Repeat the records exactly, minus the pictures.
---------- ENTRIES PROVIDED ----------
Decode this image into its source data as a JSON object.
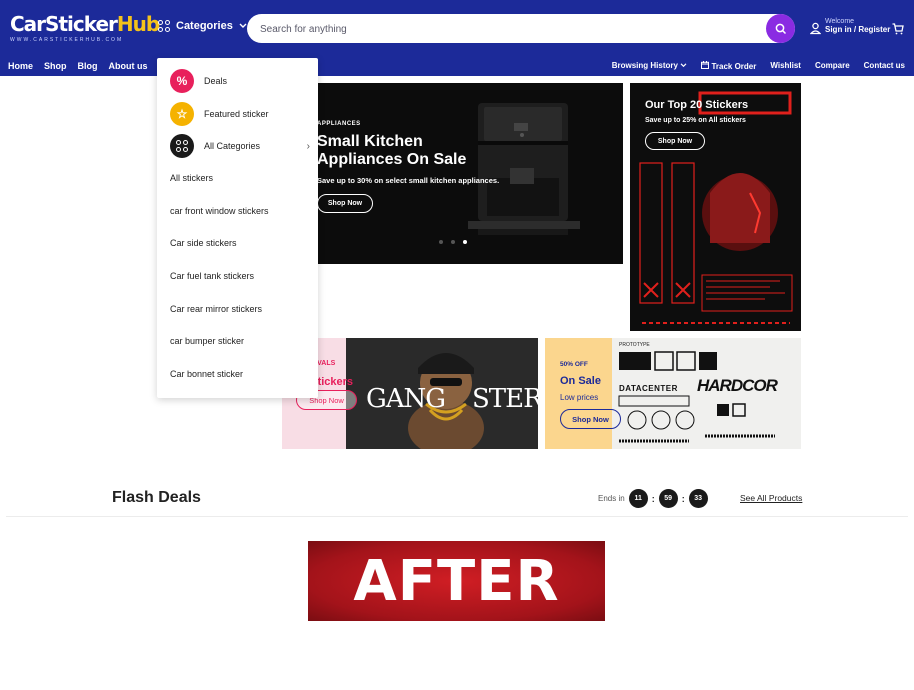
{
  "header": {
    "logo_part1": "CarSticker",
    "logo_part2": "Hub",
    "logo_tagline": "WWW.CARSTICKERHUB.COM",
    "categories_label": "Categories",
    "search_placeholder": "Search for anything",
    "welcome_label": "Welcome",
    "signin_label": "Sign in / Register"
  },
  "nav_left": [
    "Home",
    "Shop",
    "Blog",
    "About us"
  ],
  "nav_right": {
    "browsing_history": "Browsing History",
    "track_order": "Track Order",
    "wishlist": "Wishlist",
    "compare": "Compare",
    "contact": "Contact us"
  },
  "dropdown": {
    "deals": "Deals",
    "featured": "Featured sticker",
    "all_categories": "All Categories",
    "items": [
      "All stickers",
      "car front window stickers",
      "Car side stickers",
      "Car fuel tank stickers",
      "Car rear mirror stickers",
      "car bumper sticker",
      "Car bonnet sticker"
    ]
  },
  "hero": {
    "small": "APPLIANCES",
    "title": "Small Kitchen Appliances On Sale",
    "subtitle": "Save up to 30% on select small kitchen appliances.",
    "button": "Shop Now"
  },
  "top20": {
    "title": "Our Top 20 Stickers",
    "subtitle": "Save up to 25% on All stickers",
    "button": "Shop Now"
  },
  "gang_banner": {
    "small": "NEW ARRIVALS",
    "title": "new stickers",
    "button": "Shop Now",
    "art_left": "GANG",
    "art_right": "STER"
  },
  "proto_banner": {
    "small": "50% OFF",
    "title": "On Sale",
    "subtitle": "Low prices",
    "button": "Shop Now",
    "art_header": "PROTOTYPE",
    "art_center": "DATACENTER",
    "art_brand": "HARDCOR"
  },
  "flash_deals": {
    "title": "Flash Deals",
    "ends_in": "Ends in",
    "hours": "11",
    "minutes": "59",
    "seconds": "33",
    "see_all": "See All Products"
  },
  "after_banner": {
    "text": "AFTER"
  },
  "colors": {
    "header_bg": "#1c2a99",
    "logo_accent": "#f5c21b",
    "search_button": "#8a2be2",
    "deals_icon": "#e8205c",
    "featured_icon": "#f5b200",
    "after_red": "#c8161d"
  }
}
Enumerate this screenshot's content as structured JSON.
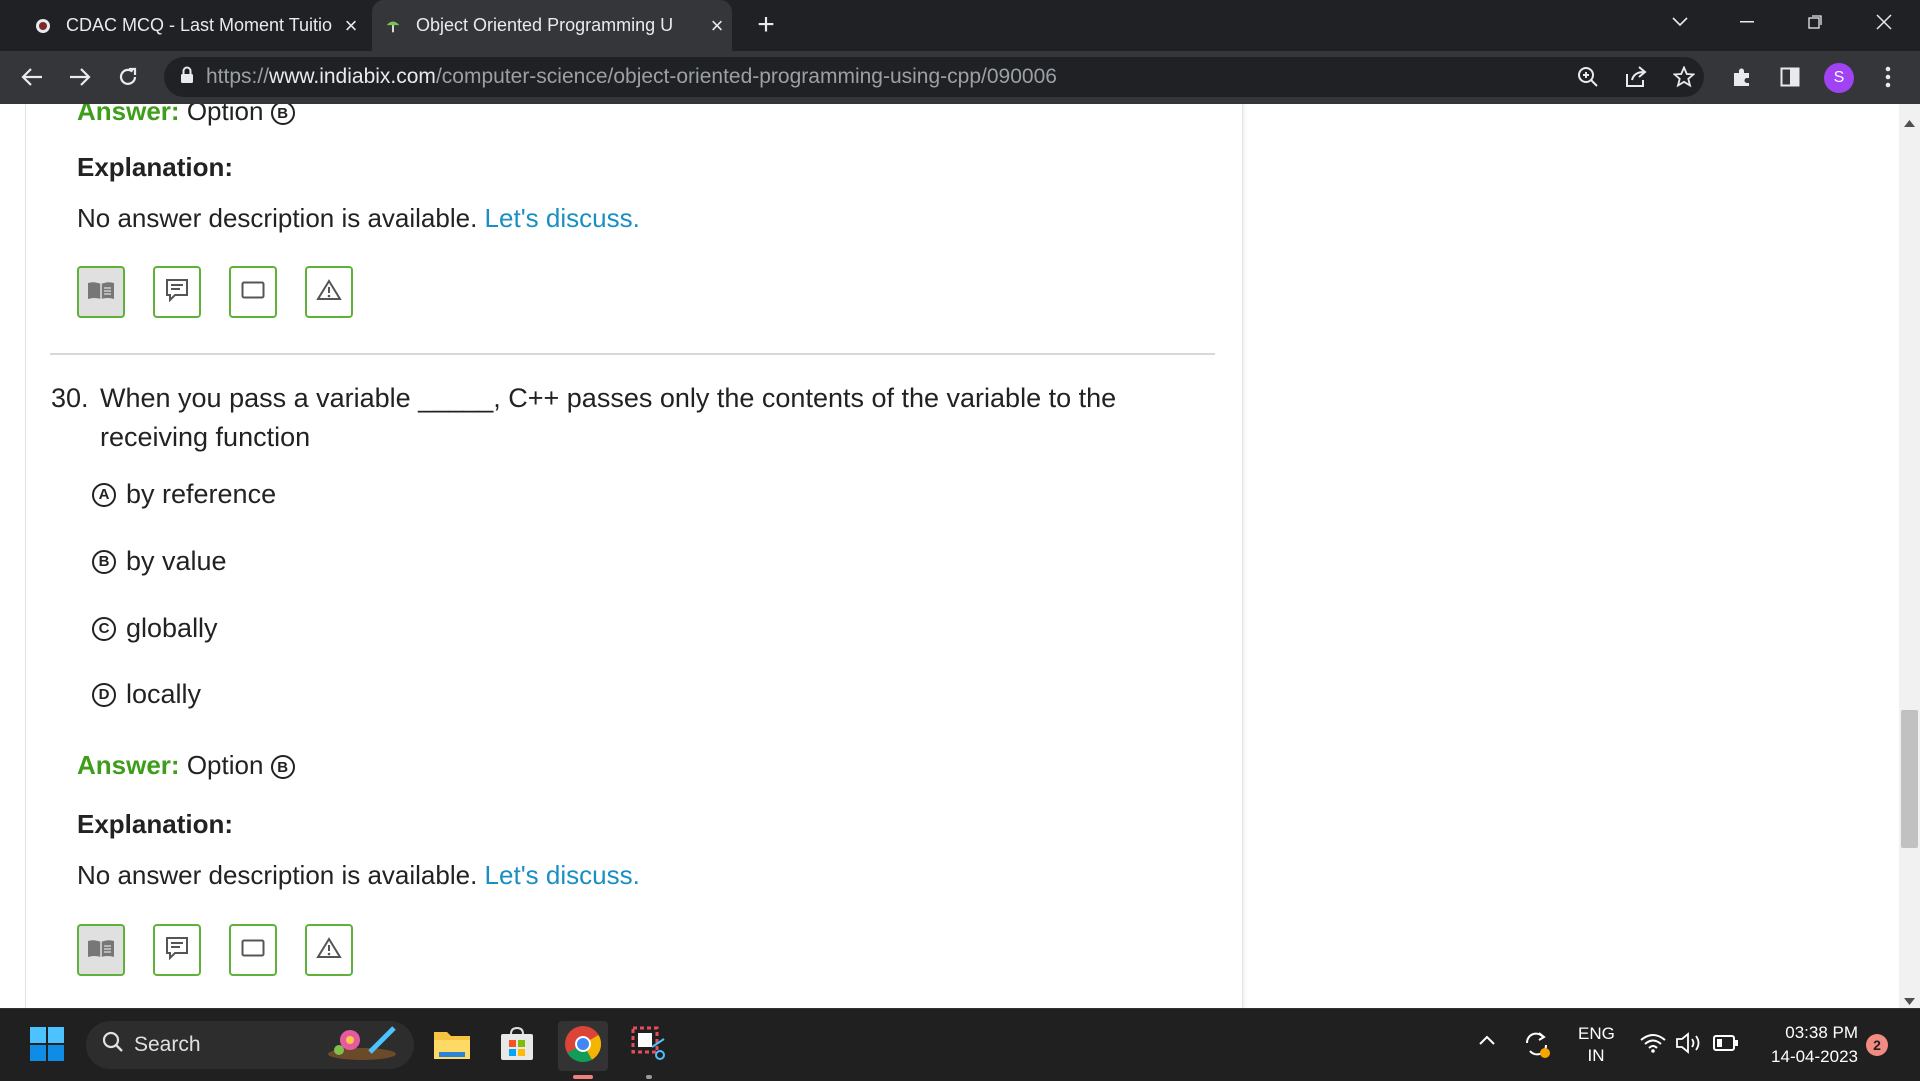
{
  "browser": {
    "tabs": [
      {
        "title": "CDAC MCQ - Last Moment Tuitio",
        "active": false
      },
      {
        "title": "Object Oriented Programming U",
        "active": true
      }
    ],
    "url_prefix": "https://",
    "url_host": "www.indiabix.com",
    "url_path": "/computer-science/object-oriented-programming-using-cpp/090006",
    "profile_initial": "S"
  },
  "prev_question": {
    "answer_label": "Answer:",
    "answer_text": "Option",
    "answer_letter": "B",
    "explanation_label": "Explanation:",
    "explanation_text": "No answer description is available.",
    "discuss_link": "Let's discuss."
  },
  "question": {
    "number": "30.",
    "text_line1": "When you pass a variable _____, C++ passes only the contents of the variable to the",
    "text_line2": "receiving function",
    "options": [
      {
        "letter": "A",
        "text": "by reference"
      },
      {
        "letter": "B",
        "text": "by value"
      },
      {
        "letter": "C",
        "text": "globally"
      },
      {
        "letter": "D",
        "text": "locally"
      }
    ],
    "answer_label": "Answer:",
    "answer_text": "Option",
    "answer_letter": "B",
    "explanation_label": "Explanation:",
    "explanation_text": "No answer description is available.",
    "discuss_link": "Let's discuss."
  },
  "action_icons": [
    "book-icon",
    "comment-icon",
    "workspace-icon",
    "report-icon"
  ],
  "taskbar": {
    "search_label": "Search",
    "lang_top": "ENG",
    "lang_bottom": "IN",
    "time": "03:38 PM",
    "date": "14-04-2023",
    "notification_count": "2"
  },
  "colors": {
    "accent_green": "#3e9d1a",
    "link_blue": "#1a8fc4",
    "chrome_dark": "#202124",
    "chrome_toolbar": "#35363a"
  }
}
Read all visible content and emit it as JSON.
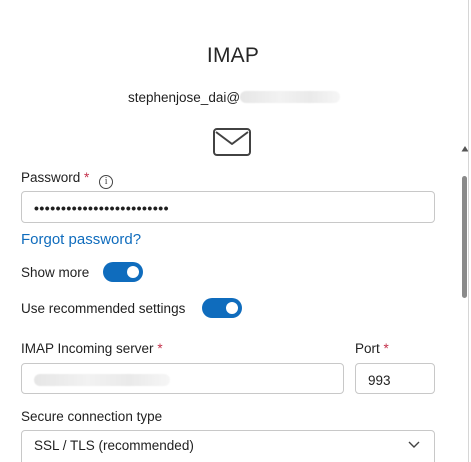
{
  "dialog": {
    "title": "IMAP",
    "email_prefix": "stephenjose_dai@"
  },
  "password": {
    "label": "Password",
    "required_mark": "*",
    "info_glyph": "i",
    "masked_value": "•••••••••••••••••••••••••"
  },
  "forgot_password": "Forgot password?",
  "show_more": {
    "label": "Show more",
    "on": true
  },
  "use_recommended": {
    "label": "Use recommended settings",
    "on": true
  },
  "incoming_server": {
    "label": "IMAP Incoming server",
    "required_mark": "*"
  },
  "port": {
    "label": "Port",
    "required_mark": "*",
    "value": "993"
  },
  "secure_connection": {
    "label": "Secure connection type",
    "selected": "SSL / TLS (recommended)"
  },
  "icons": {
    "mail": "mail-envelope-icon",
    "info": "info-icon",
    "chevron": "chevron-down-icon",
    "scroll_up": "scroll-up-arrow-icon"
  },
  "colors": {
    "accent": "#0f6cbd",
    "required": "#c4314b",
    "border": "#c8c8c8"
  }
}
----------
YOUR SOLUTION:
Decode this image into its source data as a JSON object.
{
  "header": {
    "logo_part1": "CarSticker",
    "logo_part2": "Hub",
    "logo_tagline": "WWW.CARSTICKERHUB.COM",
    "categories_label": "Categories",
    "search_placeholder": "Search for anything",
    "welcome_label": "Welcome",
    "signin_label": "Sign in / Register"
  },
  "nav_left": [
    "Home",
    "Shop",
    "Blog",
    "About us"
  ],
  "nav_right": {
    "browsing_history": "Browsing History",
    "track_order": "Track Order",
    "wishlist": "Wishlist",
    "compare": "Compare",
    "contact": "Contact us"
  },
  "dropdown": {
    "deals": "Deals",
    "featured": "Featured sticker",
    "all_categories": "All Categories",
    "items": [
      "All stickers",
      "car front window stickers",
      "Car side stickers",
      "Car fuel tank stickers",
      "Car rear mirror stickers",
      "car bumper sticker",
      "Car bonnet sticker"
    ]
  },
  "hero": {
    "small": "APPLIANCES",
    "title": "Small Kitchen Appliances On Sale",
    "subtitle": "Save up to 30% on select small kitchen appliances.",
    "button": "Shop Now"
  },
  "top20": {
    "title": "Our Top 20 Stickers",
    "subtitle": "Save up to 25% on All stickers",
    "button": "Shop Now"
  },
  "gang_banner": {
    "small": "NEW ARRIVALS",
    "title": "new stickers",
    "button": "Shop Now",
    "art_left": "GANG",
    "art_right": "STER"
  },
  "proto_banner": {
    "small": "50% OFF",
    "title": "On Sale",
    "subtitle": "Low prices",
    "button": "Shop Now",
    "art_header": "PROTOTYPE",
    "art_center": "DATACENTER",
    "art_brand": "HARDCOR"
  },
  "flash_deals": {
    "title": "Flash Deals",
    "ends_in": "Ends in",
    "hours": "11",
    "minutes": "59",
    "seconds": "33",
    "see_all": "See All Products"
  },
  "after_banner": {
    "text": "AFTER"
  },
  "colors": {
    "header_bg": "#1c2a99",
    "logo_accent": "#f5c21b",
    "search_button": "#8a2be2",
    "deals_icon": "#e8205c",
    "featured_icon": "#f5b200",
    "after_red": "#c8161d"
  }
}
Enumerate this screenshot's content as structured JSON.
{
  "browser": {
    "tabs": [
      {
        "title": "CDAC MCQ - Last Moment Tuitio",
        "active": false
      },
      {
        "title": "Object Oriented Programming U",
        "active": true
      }
    ],
    "url_prefix": "https://",
    "url_host": "www.indiabix.com",
    "url_path": "/computer-science/object-oriented-programming-using-cpp/090006",
    "profile_initial": "S"
  },
  "prev_question": {
    "answer_label": "Answer:",
    "answer_text": "Option",
    "answer_letter": "B",
    "explanation_label": "Explanation:",
    "explanation_text": "No answer description is available.",
    "discuss_link": "Let's discuss."
  },
  "question": {
    "number": "30.",
    "text_line1": "When you pass a variable _____, C++ passes only the contents of the variable to the",
    "text_line2": "receiving function",
    "options": [
      {
        "letter": "A",
        "text": "by reference"
      },
      {
        "letter": "B",
        "text": "by value"
      },
      {
        "letter": "C",
        "text": "globally"
      },
      {
        "letter": "D",
        "text": "locally"
      }
    ],
    "answer_label": "Answer:",
    "answer_text": "Option",
    "answer_letter": "B",
    "explanation_label": "Explanation:",
    "explanation_text": "No answer description is available.",
    "discuss_link": "Let's discuss."
  },
  "action_icons": [
    "book-icon",
    "comment-icon",
    "workspace-icon",
    "report-icon"
  ],
  "taskbar": {
    "search_label": "Search",
    "lang_top": "ENG",
    "lang_bottom": "IN",
    "time": "03:38 PM",
    "date": "14-04-2023",
    "notification_count": "2"
  },
  "colors": {
    "accent_green": "#3e9d1a",
    "link_blue": "#1a8fc4",
    "chrome_dark": "#202124",
    "chrome_toolbar": "#35363a"
  }
}
Read all visible content and emit it as JSON.
{
  "dialog": {
    "title": "IMAP",
    "email_prefix": "stephenjose_dai@"
  },
  "password": {
    "label": "Password",
    "required_mark": "*",
    "info_glyph": "i",
    "masked_value": "•••••••••••••••••••••••••"
  },
  "forgot_password": "Forgot password?",
  "show_more": {
    "label": "Show more",
    "on": true
  },
  "use_recommended": {
    "label": "Use recommended settings",
    "on": true
  },
  "incoming_server": {
    "label": "IMAP Incoming server",
    "required_mark": "*"
  },
  "port": {
    "label": "Port",
    "required_mark": "*",
    "value": "993"
  },
  "secure_connection": {
    "label": "Secure connection type",
    "selected": "SSL / TLS (recommended)"
  },
  "icons": {
    "mail": "mail-envelope-icon",
    "info": "info-icon",
    "chevron": "chevron-down-icon",
    "scroll_up": "scroll-up-arrow-icon"
  },
  "colors": {
    "accent": "#0f6cbd",
    "required": "#c4314b",
    "border": "#c8c8c8"
  }
}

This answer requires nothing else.